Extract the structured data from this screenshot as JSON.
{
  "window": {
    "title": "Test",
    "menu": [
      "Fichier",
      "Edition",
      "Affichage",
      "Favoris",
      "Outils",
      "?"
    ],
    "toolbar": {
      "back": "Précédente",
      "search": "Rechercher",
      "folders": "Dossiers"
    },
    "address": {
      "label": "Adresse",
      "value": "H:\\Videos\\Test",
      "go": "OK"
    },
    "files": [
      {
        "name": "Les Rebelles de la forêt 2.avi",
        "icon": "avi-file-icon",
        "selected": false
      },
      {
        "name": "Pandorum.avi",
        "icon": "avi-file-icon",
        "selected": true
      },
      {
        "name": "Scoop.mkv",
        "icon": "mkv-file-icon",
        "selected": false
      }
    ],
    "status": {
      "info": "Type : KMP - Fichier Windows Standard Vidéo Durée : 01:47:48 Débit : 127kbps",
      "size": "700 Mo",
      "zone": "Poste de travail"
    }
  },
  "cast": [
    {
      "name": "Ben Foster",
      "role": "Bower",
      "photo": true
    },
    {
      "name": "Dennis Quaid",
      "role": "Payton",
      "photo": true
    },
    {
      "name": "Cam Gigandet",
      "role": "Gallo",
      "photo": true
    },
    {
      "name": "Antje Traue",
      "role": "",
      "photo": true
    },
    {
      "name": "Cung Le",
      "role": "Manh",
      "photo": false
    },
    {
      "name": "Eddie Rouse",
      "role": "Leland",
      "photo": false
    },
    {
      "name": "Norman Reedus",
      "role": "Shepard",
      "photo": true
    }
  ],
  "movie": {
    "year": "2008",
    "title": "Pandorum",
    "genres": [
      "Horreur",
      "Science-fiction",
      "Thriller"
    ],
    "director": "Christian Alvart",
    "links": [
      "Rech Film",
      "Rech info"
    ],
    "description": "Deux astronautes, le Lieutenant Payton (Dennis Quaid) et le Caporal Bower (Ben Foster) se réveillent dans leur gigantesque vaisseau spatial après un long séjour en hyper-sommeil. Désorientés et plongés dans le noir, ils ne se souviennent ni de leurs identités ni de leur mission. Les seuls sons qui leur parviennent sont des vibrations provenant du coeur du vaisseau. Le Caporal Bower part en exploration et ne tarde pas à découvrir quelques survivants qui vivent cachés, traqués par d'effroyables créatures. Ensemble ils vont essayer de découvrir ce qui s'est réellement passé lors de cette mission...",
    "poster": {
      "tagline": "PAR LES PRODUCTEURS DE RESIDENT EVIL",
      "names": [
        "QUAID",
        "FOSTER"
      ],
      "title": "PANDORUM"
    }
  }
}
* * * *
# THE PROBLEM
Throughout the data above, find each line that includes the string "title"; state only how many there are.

# TASK RESULT
3